When I look at the driver’s side, I’m particularly interested in the rear seat access, and how well the doors open. Do they open wide enough to allow seniors easy access to the rear seats? Do they have ISO-FIX Child seat points? And are the rear seats as comfortable as the front seats? The answer to all of these questions is a resounding yes. I’d be happy to travel in the rear seat, long legs and all at least for a weekend drive, if not a long distance trip intrastate or interstate.
The driver’s seat position is, as you’d expect, very comfortable. Variable positions for the seat and steering wheel make this a pleasure to drive.

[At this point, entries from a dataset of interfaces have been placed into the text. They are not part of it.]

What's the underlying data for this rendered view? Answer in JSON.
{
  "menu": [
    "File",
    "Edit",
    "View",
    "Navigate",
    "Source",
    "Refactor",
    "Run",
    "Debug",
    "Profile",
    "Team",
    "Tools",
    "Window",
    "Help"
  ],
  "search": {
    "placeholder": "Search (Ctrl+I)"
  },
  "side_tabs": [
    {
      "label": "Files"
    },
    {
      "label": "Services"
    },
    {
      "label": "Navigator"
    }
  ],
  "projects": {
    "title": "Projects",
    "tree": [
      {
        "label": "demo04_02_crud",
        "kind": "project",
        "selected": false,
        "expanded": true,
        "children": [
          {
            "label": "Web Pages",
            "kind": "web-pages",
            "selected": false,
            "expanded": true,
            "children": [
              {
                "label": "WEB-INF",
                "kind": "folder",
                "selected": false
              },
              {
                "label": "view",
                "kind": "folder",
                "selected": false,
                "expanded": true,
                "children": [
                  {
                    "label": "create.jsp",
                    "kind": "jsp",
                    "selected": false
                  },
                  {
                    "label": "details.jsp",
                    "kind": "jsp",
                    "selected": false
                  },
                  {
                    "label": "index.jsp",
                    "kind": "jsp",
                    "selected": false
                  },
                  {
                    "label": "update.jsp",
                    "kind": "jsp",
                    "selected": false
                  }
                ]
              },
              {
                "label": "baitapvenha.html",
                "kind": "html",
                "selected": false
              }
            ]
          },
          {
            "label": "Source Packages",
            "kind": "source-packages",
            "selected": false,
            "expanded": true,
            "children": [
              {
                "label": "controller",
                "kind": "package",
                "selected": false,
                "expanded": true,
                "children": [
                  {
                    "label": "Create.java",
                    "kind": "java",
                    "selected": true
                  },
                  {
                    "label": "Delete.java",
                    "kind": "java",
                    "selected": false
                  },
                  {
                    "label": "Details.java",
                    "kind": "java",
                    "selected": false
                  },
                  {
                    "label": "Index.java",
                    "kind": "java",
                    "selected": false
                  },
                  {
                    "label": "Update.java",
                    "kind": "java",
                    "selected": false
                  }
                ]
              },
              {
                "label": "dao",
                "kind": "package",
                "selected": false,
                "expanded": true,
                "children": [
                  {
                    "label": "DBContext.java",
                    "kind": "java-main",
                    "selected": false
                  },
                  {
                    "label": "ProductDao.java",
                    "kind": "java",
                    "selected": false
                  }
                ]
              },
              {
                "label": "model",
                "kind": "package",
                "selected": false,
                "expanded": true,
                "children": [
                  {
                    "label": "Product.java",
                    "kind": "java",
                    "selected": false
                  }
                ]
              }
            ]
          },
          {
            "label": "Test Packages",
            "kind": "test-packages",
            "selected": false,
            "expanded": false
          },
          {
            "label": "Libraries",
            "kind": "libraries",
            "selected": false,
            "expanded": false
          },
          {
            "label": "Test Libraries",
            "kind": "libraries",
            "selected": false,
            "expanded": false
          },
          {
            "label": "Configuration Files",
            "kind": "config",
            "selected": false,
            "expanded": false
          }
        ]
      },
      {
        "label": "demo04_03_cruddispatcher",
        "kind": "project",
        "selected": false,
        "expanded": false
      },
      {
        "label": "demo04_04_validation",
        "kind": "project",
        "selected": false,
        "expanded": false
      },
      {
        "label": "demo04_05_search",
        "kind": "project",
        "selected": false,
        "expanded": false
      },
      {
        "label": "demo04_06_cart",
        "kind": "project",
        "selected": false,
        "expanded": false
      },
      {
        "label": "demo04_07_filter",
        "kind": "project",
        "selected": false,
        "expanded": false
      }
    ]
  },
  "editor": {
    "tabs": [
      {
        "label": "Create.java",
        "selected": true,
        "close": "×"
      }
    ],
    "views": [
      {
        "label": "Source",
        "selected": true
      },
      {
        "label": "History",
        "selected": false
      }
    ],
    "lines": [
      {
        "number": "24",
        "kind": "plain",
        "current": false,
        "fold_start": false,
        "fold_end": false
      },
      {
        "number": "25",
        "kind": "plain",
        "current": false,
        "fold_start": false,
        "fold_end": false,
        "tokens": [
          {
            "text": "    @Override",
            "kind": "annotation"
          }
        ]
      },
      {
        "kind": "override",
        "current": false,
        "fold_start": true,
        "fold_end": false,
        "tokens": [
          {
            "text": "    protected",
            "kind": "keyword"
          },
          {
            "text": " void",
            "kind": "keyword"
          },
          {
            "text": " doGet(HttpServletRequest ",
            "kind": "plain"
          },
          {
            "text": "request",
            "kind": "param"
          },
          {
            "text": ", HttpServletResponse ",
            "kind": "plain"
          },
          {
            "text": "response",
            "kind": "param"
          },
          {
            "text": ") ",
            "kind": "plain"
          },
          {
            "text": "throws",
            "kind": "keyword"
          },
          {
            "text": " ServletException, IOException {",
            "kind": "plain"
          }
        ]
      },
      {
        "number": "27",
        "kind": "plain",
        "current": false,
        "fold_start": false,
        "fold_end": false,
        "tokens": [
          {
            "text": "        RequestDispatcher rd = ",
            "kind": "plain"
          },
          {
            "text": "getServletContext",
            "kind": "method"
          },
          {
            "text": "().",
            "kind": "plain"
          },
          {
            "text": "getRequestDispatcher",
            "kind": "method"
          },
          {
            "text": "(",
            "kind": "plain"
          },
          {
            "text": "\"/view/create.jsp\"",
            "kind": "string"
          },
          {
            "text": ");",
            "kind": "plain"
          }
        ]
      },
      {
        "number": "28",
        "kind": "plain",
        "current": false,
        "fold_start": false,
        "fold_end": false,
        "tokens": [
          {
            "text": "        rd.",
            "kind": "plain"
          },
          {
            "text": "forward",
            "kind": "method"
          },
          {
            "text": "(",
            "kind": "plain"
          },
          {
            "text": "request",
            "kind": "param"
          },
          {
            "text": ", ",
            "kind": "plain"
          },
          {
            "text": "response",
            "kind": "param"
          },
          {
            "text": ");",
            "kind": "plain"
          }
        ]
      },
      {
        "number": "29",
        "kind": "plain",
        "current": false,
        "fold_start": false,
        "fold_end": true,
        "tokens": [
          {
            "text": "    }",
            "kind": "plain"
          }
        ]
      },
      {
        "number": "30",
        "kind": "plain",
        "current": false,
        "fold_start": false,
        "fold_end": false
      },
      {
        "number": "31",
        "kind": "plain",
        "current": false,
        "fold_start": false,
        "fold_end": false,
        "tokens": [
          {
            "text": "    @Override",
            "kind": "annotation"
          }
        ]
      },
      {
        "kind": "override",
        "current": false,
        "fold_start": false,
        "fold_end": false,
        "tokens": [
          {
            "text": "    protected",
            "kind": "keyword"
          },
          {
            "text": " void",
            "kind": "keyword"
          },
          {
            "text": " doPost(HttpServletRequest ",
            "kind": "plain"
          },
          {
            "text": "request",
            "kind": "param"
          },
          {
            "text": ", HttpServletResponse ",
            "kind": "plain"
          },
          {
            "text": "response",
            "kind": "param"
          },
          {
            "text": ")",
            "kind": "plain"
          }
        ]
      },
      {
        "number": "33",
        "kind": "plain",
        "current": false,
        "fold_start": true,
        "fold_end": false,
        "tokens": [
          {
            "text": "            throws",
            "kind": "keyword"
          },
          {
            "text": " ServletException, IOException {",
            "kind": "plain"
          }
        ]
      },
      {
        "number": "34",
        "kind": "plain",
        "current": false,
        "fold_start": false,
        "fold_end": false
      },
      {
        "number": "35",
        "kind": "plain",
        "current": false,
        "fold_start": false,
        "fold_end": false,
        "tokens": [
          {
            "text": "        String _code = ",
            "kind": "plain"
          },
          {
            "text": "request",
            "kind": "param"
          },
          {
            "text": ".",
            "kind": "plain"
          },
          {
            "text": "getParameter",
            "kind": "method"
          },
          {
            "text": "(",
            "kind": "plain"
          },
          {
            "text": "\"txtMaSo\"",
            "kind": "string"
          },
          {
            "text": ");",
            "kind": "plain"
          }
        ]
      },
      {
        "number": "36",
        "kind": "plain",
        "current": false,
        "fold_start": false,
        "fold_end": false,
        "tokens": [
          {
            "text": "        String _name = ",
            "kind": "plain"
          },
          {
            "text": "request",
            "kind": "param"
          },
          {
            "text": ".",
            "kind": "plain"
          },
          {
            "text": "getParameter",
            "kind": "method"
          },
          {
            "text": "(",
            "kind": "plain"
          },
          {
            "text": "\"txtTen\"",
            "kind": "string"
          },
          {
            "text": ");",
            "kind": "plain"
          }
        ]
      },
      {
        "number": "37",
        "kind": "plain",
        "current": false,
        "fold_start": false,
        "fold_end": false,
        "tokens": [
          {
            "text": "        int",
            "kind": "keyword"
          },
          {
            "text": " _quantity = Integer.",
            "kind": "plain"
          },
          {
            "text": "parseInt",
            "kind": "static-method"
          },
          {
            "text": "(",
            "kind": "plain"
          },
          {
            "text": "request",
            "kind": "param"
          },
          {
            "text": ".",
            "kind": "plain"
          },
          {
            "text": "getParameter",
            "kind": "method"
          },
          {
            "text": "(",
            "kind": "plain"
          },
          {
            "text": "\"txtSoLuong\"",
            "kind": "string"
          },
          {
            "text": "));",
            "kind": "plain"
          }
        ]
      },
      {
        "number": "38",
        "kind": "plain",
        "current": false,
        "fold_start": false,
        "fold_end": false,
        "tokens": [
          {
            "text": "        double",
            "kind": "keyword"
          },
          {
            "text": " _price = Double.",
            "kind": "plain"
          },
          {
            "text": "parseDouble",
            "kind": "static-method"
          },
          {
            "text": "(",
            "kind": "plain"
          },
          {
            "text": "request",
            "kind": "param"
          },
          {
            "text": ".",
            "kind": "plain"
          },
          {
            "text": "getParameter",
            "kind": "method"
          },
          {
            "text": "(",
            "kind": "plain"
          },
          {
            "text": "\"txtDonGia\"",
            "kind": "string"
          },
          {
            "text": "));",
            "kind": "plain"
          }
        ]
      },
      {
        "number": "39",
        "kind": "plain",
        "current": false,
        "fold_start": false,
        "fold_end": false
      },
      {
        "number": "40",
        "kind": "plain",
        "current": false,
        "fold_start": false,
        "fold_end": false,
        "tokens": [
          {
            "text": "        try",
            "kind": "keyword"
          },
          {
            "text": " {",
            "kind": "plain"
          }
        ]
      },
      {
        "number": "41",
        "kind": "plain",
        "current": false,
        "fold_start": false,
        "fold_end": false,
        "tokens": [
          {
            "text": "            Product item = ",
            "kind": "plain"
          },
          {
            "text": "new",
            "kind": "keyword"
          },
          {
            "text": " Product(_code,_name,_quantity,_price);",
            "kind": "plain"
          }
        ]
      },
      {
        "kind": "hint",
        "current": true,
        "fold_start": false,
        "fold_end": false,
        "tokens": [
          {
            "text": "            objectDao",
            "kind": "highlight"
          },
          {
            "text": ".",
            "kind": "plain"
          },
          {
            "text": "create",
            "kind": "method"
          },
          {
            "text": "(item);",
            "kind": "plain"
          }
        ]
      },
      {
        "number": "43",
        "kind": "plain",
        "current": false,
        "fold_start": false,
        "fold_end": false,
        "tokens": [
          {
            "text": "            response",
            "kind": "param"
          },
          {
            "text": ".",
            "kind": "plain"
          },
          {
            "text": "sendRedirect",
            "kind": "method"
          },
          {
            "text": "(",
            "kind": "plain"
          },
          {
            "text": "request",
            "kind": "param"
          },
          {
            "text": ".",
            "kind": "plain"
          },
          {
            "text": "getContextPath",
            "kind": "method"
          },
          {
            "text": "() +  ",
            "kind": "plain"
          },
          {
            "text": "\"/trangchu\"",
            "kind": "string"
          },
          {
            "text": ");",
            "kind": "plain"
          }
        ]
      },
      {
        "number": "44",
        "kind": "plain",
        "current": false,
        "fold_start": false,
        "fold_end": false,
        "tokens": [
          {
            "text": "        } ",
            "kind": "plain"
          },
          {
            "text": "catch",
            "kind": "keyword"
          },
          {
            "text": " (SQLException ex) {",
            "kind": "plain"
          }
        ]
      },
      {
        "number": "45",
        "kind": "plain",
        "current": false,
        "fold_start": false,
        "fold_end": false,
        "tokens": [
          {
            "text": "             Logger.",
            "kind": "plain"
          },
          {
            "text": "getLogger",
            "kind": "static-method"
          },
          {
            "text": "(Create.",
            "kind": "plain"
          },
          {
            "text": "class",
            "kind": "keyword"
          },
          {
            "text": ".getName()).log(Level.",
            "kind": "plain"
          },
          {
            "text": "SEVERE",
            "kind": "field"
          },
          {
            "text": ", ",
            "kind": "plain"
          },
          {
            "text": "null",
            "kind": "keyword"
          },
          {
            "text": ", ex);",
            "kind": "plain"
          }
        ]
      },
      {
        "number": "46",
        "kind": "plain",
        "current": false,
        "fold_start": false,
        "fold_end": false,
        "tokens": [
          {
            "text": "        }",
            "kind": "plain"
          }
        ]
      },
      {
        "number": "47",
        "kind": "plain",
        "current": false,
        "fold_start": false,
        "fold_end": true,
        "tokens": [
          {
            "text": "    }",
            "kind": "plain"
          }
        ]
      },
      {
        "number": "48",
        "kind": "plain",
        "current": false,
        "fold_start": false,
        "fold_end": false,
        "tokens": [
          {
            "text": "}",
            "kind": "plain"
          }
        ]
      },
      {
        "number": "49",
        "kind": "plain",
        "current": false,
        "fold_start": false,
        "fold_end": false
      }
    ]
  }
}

All controls are within easy reach and once you become familiar with all of them, you seem to be able to operate them without taking your eyes off the road – very important.
On the Road
In a couple of words – quiet and comfortable. This wagon reminds me of wagons I’ve driven before but ever more so quiet and extremely comfortable. I can imagine a long trip in this Mazda to a point if I’m wondering whether I’d need a similar sized SUV at all. The engine capacity is perfect for a vehicle of this size – turbocharged 2.5 litre engine coupled with a 6-speed automatic transmission
It has all the features I’d want in a family wagon – whether for children or grandchildren.
Don’t expect to tow a large caravan or boat with a Mazda passenger car but this Mazda 6 Wagon can comfortably tow 1500kg with electronic brake assist. Tow ball download weight comes in at 120kg, so a smaller boat, a larger trailer or a pop top camper will be ideal behind the Mazda 6 Wagon
I’ve started using www.finder.com.au to determine insurance prices for the car I’m reviewing. At finder, you can compare up to 8 different insurance companies. The quote provided is for a 60-year-old male driver, living at Woody Point Q, no claims in last 5 years, no drivers under 40 years of age, used for private use and garaged at night. It’s financed (not leased) and the car can be driven by my wife or any other driver over 40 years of age. The standard excess is around $800